Australian startups need to hire experienced developers and product experts, and invest in traditional roles like sales and marketing, if they want to scale, but that’s easier said than done according to a Startup Talent Gap report from StartupAus.
The report, released today, is based on LinkedIn data about the kinds of roles going at Australian startups, combined with in-depth interviews and anecdotal evidence from founders of startups in scaling up phase.
In the conversations with the founders, a recurring theme emerged around demand for ‘product’ personnel.
When founders were asked which role, aside from chief executive, is the most important for achieving growth, product people were high on the list. But they were also named as a difficult role to hire for both in the past and right now, and it’s anticipated this will continue into the next five years.
Get business news first
Sign up to SmartCompany’s daily newsletter
The report notes “product is the most pressing concern for scaleups across the board”.
Speaking to StartupSmart, StartupAus chief Alex McCauley explains these ‘product’ people sit in between other departments, coordinating with engineers, communicating with customers, and working with management.
“It’s not a super-difficult job to have the right skill sets for,” McCauley says, “but it’s a new kind of job. People don’t naturally think about it”.
On top of this, “you can’t go to university and do a degree in it,” he says. Education doesn’t “offer a clear path” into this kind of career.
“There’s a difficulty for people envisaging how to get into those roles,” says McCauley.
The report also notes an emerging gap for data scientists in the startup space. Although this area was not considered difficult to hire for in the past, it has now emerged as a hiring challenge and is expected to continue to be so in the future.
Having the ability to collect and analyse data can be invaluable for startups, helping them to understand their market and fit their product to it, or create a new product for an underserved segment of it, according to the report:

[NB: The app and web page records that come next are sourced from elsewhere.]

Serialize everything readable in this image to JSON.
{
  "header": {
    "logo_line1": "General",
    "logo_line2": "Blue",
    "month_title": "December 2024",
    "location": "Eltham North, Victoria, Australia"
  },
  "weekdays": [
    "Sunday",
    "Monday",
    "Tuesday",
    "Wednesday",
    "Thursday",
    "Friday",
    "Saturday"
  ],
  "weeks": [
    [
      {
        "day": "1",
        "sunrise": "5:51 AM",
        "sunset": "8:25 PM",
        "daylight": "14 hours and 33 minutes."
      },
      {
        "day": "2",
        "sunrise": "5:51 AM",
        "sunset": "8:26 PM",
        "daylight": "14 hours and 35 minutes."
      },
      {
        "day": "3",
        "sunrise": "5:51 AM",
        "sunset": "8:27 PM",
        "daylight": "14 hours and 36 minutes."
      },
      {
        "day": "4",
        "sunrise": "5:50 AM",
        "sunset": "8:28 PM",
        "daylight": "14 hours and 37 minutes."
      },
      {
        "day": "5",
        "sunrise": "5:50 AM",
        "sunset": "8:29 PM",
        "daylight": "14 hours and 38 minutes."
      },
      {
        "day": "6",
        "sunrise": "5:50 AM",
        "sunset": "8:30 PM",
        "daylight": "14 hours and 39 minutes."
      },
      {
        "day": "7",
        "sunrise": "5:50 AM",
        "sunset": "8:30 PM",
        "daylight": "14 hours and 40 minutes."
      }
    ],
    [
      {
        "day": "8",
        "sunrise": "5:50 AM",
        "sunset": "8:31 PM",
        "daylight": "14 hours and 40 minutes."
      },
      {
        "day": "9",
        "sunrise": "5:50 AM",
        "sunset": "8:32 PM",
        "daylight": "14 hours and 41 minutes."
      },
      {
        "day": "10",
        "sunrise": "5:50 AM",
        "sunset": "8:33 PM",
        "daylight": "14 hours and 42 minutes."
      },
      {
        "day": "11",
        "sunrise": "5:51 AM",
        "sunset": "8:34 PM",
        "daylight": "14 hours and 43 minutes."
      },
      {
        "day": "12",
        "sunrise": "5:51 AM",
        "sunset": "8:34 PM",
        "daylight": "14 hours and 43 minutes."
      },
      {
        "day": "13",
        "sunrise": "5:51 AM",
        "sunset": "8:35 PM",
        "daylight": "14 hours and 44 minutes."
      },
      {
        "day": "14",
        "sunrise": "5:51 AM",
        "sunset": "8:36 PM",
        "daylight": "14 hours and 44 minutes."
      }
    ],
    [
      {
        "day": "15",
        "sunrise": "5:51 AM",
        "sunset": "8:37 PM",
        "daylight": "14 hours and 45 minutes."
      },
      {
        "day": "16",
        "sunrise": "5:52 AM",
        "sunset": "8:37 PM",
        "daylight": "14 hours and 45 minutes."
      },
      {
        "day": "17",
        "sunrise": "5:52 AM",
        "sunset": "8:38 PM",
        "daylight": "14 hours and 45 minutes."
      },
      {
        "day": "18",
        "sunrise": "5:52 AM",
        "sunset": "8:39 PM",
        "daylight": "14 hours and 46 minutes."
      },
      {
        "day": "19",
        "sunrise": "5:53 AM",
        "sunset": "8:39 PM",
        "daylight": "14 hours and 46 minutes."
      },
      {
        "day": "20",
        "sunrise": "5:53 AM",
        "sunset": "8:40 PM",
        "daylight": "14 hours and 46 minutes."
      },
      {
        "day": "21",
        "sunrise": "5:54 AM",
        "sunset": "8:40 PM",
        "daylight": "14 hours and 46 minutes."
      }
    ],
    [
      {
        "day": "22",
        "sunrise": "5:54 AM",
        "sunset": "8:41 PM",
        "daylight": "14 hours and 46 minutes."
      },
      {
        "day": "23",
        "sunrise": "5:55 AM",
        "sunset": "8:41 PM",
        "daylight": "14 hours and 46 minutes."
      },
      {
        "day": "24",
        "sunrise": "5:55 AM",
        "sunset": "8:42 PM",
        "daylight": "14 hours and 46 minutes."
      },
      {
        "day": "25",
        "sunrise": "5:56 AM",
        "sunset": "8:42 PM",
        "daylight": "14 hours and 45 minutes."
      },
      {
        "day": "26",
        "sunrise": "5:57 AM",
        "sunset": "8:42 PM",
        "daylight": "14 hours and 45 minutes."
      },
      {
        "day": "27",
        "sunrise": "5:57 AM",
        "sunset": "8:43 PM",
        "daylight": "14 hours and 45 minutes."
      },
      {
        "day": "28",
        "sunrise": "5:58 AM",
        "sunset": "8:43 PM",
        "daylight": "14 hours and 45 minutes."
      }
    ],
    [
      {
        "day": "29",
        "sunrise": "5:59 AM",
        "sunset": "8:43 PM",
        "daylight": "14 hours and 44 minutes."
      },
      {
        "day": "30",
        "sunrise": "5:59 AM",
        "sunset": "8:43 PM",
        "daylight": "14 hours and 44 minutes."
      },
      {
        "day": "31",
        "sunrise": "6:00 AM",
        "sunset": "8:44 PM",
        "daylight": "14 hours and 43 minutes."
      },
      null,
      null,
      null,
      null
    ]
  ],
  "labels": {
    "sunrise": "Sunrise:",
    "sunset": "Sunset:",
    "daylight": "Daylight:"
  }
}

“Very early stage startups lack capital for non-core employee roles and have smaller data sets, making data science an expensive luxury. However as they start to scale, the organisation has both more users and more ability to hire, leading to data analysis as a tempting strategic option.”
According to McCauley, this is part of a wider consideration around how “traditional skills transition into new jobs as the economy changes”.
Data scientists could come from a background of academic research, or other number-crunching roles, he says, as these skills are also applicable to data management in startups.
Again, part of the way forward is getting people in these more traditional roles to understand the opportunities available in the startup space.
It’s “a key part of the future of the workspace,” he says.
The scaleups interviewed by StartupAus also placed importance on the roles of sales and marketing employees, however, they were rarely considered difficult to hire for.
“When we think about startups, we think about the tech side, and the product they’re building,” McCauley says.
But, once they’re at a point where they have gained some traction and are thinking about scaling, they also need a strong team of sales and marketing people, “to get the product out there into as many hands as possible”.
“That’s super important in turning little early-stage startups into large and growing companies,” McCauley says.
“Investment is being made to grow business rapidly, you’re spending that money on hiring people quickly in sales and marketing. You already have an engineering team,” he adds.
The research concludes that, despite a focus on traditional and transferable skills, for scaleups the biggest talent gap is still in technical roles — and that’s a challenge that could be a barrier for growth.
“The data suggests closing that gap could open significant growth potential for businesses looking to hire in these important but less technical roles as the growth potential for companies is unlocked,” StartupAus says.
The LinkedIn data showed significant demand for technical developer roles, and also a reasonable supply, McCauley explains.
“Australia produces very high-quality graduates in the software development space,” he says.
The challenge for startups, however, is in finding senior software engineers, and people with experience in working in the space and growing products from scratch — people who could really help take a startup to the next level.
“Those people are in short supply and hard to hire. These are the people who have been crying out to get in visas,” says McCauley.
However, McCauley suggests the new trial visa program that came into effect last month could see new, more experienced software engineers joining Australian startups from overseas.
Having these people on board as mentors for Australian graduates to learn from is “the only way we will turn Australian engineers into top class talent,” McCauley says.
Passionate about the state of Australian startups? Join the Smarts Collective and be a part of the conversation.